These past few months—in my summer and early autumn creative writing classes—I’ve not focused so much on the mindfulness aspect of my teachings. Perhaps this had to do with the energetic pace of summer, which only recently faded here in the South East of England. Just last week autumn seemed finally to arrive and with it the cosy, heart-warming smells of wood and coal smoke rising from the chimneys of local cottages. The end of our unseasonably warm Indian summer ushered in that back-to-school feeling of my childhood days growing up on the South Shore of Massachusetts.

And so it was just last week that I made explicit the intended theme of the six-week course which got underway in mid-September. That theme’s perhaps best conveyed by the course title, Write Your Way into Autumn. I had everyone spend about ten minutes in class writing a list of autumnal-inspired words, phrases and snippets of language. We then read aloud the words we each gathered.

This brief exercise promoted a feeling of turning within, of slowing down, of simply witnessing the world around and within us. And this brought that sense of presence, that magical spark, back into our shared time together.

This week, in both my Monday evening and Wednesday morning classes, we read from Deng Ming-Dao’s Everyday Tao, specifically the “Source” and “Return” entries of this book, which is chock-a-block with wisdom.  Here’s how Deng (last name) closes the former entry:

“If you want to know Tao at its most fundamental, go back to the source. If you do go back to the source of Tao, you will also find the source of all your questions.”

To help my writing students better understand what Deng means by source, we then read the “Return” entry which closes thus:

“Our essential nature, our innocent self, is always in us. Everyone has one, and we need only return to it in order to understand it. Just as the spiral eddies toward the centre, we proceed from outer to inner to find the ultimate source.”

I then asked my students to write for ten to fifteen minutes on the following question: “What is our essence, our original nature, our innocent self?”  As with last week’s autumnal word hoard, this brought mindfulness back to centre stage, and, again, the results were magical.

Here’s what one of my students, writer-animator Carl Sullivan, said about yesterday’s class:

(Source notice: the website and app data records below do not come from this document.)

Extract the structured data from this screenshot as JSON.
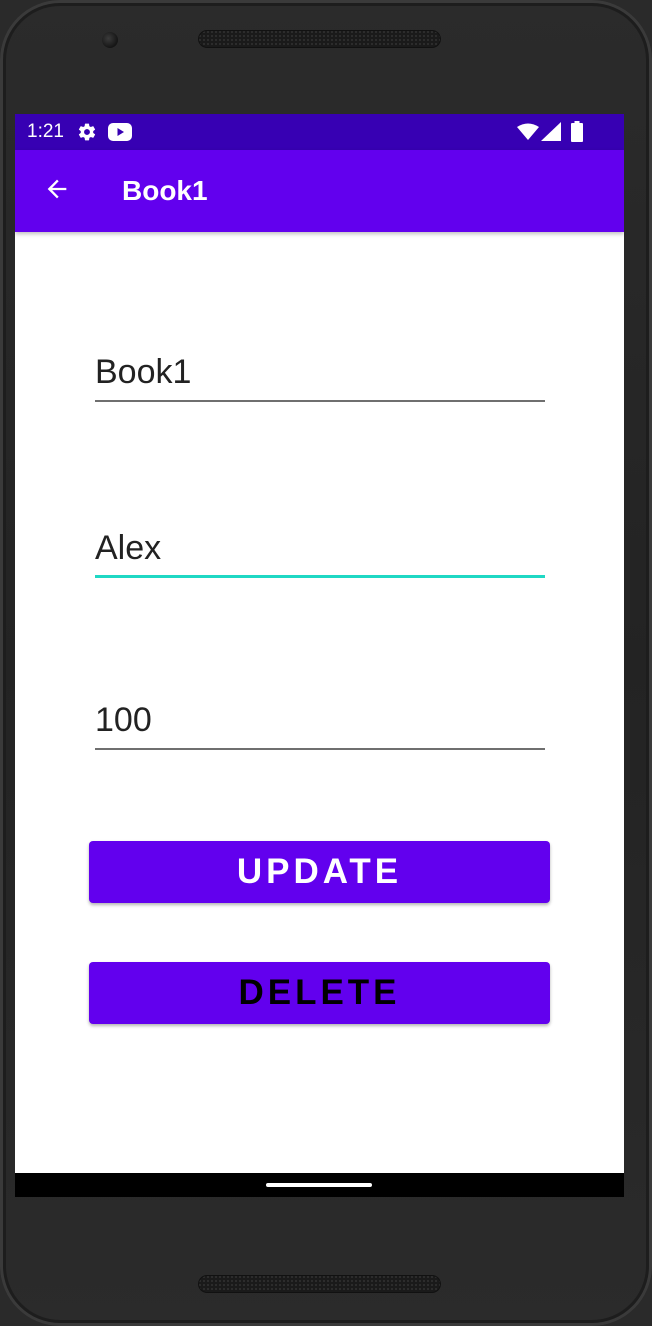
{
  "status_bar": {
    "time": "1:21",
    "icons": [
      "settings-icon",
      "youtube-icon",
      "wifi-icon",
      "signal-icon",
      "battery-icon"
    ],
    "background": "#3700b3"
  },
  "app_bar": {
    "title": "Book1",
    "back_icon": "arrow-back-icon",
    "background": "#6200ee"
  },
  "form": {
    "title_field": {
      "value": "Book1"
    },
    "author_field": {
      "value": "Alex",
      "focused": true,
      "focus_color": "#1fd8c4"
    },
    "pages_field": {
      "value": "100"
    }
  },
  "buttons": {
    "update_label": "UPDATE",
    "update_text_color": "#ffffff",
    "delete_label": "DELETE",
    "delete_text_color": "#000000",
    "background": "#6200ee"
  }
}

“The last session for me had the most depth. To breathe into the now and find a moment of stillness before the pen starts moving gives you a chance to bypass the person who wants to be a writer, and to just write. Much as when I draw—I really don’t have an idea of what’s going to appear. To approach writing from a no-mind ‘now’ point lets the words be as free as a doodle. To doodle words in playful creativity with just a gentle expectancy, no pressure, just wondering what’s going to be revealed is as fun and free as drawing.”

What else is there to say, really?

Well, here’s what Carl wrote in response to the aforementioned question about our essence, our original nature, our innocent self, this final piece marking the end of our six weeks together:

inner smile purity
the Adventure of the Heart in child felt wonder,
joy springs dancing inside,
still as Now
mind at rest—being at peace,
real eyes to see
releasing tears of
cleansing the wounds
to be
held whole and happy
grateful and true
home again

10 Steps writing mindfully for your blog

  1. Find a still, quiet place within which to write.
  2. Before you begin writing, take a few minutes to ground yourself in the present moment by bringing a simple, uncomplicated awareness to the whole of your physical body.
  3. Simply observe what it feels like to inhabit your body, without mental comments or judgments.
  4. If you notice your mind wanders, that’s fine. Gently return your awareness to your body.
  5. When you feel centred, relaxed, and reconnected with your essence, slowly begin to move your fingers, toes, and limbs, and with a feather-light touch begin—with all your senses—to observe your surroundings while positioning yourself comfortably to begin writing.
  6. As you start writing, promote a sense of doing so with the whole of your being, with the whole of your physical body, rather than purely with the intellectual, wholly rational mind.
  7. Allow for writing to flow in imaginative, playful ways. Be curious, childlike.
  8. Try to maintain a general, global awareness of your body throughout the time you’re writing.
  9. Reawaken your mind, body and spirit by taking frequent breaks to stand, stretch and bring movement back into your body.
  10. When you’ve finished writing, gently take this mindful approach into the rest of your day.